ASSIGNMENT:
Return all lines of the records that contain the word "this".

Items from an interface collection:
%%

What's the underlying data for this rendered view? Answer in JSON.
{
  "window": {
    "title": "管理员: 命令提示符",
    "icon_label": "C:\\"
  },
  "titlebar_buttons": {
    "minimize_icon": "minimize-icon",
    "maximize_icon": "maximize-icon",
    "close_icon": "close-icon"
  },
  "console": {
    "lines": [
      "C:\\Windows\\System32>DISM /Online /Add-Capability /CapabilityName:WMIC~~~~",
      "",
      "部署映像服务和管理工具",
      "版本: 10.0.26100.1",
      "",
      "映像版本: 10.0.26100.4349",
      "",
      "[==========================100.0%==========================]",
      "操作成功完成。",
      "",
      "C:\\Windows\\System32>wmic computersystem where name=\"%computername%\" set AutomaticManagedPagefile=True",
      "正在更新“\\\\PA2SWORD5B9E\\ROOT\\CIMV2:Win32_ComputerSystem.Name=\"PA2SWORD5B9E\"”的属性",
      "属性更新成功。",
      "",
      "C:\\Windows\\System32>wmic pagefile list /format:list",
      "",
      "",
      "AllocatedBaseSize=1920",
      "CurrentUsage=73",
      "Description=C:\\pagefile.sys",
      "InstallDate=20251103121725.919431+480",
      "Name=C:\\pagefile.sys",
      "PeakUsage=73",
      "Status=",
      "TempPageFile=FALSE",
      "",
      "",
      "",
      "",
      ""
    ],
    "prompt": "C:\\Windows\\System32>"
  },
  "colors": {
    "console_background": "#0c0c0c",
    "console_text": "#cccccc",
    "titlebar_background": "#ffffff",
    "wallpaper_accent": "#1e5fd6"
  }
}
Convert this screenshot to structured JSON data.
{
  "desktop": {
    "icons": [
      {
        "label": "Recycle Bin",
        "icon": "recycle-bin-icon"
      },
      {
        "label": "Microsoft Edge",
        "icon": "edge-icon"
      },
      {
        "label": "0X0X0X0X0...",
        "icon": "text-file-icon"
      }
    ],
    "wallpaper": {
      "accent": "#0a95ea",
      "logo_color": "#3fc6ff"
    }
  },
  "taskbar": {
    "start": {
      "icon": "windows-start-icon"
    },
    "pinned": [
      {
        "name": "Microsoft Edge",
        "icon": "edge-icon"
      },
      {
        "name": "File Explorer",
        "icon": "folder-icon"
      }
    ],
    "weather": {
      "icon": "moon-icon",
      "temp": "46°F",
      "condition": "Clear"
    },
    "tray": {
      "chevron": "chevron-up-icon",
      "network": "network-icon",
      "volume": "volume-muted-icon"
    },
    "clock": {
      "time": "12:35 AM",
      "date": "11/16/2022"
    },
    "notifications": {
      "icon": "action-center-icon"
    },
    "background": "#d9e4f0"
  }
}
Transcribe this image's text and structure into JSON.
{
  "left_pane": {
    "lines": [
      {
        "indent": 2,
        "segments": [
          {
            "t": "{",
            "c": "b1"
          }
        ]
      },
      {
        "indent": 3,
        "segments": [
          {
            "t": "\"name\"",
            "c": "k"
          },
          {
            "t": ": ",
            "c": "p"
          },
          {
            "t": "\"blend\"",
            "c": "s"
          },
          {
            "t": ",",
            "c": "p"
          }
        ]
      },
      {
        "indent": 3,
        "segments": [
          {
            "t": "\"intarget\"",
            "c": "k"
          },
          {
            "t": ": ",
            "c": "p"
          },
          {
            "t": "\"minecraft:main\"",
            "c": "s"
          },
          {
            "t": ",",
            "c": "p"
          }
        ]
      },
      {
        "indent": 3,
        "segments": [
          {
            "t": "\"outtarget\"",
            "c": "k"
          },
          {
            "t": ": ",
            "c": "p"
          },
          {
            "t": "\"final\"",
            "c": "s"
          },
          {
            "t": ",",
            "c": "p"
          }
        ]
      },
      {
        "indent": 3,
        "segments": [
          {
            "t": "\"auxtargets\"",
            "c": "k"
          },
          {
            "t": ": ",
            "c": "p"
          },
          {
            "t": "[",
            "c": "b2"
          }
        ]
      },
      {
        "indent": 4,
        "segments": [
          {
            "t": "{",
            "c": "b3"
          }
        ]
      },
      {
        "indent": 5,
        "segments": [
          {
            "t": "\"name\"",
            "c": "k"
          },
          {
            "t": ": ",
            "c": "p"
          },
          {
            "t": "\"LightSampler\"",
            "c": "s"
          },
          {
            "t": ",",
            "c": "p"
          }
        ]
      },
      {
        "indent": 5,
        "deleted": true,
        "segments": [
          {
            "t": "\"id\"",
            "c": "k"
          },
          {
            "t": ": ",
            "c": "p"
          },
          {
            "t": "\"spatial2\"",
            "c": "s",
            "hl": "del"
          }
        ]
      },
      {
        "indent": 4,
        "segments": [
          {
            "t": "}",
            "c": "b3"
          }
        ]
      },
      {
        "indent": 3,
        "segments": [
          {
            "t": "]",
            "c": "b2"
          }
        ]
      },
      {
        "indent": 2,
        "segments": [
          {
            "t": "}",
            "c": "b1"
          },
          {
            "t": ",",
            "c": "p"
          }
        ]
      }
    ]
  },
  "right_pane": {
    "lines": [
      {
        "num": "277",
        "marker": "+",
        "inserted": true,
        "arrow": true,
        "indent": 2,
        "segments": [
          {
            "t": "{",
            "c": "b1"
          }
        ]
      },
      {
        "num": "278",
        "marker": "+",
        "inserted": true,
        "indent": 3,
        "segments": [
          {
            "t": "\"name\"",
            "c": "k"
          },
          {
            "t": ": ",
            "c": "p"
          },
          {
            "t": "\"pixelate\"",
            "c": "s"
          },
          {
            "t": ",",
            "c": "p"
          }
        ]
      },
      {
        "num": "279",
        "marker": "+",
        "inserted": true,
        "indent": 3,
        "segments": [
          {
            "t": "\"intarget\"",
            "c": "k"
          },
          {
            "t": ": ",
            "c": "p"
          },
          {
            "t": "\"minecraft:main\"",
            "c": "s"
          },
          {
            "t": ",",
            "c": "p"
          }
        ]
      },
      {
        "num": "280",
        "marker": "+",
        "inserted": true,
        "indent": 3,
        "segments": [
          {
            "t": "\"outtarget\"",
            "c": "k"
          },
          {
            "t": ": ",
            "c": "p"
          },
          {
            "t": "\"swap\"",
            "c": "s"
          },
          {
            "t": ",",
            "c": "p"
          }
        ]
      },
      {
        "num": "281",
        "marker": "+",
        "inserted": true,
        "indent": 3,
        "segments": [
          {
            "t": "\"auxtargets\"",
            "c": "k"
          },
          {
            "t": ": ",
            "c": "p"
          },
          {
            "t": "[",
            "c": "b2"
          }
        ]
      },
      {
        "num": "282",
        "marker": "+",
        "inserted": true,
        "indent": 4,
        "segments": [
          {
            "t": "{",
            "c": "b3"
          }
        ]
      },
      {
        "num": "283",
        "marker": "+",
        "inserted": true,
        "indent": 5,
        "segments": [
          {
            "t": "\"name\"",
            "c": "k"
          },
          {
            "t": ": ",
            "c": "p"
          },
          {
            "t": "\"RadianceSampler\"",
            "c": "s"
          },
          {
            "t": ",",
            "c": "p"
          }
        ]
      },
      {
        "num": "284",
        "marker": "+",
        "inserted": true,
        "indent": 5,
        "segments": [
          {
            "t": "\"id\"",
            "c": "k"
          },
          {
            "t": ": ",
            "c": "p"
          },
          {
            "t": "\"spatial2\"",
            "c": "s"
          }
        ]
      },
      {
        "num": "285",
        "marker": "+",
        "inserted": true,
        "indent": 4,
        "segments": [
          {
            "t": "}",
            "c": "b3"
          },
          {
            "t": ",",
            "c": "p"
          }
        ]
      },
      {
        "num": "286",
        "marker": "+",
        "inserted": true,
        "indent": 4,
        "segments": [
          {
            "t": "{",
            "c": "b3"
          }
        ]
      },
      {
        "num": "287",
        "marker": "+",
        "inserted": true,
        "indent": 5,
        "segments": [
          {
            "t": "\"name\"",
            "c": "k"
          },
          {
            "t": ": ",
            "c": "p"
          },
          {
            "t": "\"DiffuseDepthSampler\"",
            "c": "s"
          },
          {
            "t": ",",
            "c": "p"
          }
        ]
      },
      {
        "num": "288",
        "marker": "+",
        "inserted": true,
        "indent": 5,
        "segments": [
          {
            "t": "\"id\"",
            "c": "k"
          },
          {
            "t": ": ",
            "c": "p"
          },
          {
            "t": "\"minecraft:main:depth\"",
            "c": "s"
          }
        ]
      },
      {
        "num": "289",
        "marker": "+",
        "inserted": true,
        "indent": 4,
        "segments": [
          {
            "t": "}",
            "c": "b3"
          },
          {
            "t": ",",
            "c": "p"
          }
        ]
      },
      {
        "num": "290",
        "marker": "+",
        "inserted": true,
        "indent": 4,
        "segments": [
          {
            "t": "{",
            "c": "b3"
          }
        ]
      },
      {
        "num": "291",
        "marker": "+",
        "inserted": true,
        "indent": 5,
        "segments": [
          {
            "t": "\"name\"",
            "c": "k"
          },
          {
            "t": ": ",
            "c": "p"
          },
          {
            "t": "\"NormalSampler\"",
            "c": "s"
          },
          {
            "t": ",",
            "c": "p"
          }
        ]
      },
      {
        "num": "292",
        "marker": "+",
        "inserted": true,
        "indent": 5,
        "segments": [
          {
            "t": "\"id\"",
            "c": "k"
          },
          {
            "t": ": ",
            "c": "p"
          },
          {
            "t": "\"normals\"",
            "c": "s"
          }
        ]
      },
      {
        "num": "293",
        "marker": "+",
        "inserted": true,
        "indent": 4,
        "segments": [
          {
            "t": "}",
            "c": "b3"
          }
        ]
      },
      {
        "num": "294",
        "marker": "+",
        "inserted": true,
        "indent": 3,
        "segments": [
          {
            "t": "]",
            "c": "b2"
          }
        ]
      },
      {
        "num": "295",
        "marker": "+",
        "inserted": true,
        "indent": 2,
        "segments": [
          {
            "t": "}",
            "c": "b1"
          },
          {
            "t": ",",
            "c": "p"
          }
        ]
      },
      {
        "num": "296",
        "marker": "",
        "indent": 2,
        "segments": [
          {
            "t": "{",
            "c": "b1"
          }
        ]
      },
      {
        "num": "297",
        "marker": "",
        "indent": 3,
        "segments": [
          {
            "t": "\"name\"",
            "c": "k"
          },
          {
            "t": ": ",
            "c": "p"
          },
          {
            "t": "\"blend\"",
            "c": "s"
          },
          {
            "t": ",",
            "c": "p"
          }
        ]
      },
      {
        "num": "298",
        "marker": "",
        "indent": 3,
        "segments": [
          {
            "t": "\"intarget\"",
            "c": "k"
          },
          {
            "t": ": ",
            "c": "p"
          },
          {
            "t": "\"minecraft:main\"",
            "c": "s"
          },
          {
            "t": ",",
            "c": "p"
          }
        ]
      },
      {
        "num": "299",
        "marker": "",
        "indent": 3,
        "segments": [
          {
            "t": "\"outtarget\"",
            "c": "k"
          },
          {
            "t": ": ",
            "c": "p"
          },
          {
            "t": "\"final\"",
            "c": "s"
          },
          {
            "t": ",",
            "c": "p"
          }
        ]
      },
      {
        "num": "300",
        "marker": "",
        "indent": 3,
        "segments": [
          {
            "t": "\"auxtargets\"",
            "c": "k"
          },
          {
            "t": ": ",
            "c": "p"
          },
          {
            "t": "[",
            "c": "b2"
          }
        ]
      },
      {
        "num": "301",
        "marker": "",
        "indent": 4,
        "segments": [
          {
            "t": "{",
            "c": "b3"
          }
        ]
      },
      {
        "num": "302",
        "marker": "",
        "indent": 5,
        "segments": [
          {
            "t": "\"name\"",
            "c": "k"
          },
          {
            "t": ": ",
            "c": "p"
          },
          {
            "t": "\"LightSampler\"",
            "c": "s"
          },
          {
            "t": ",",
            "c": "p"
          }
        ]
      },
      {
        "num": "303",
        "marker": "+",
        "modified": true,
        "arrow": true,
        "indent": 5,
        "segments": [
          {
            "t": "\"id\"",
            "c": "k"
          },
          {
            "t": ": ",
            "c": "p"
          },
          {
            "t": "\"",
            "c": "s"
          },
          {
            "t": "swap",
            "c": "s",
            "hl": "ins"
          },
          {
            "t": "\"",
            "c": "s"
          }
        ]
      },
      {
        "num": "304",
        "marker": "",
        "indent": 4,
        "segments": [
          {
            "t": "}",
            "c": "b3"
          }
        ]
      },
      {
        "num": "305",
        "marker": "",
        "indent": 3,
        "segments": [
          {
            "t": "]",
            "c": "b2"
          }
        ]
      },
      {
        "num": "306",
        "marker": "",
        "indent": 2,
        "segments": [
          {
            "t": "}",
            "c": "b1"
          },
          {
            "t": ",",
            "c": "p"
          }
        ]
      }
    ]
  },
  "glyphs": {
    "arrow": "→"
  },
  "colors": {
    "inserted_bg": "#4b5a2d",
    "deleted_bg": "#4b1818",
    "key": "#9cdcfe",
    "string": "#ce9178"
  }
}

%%

YOUR RESPONSE:
What's the underlying data for this rendered view? Answer in JSON.
Convert this screenshot to structured JSON data.
Transcribe this image's text and structure into JSON.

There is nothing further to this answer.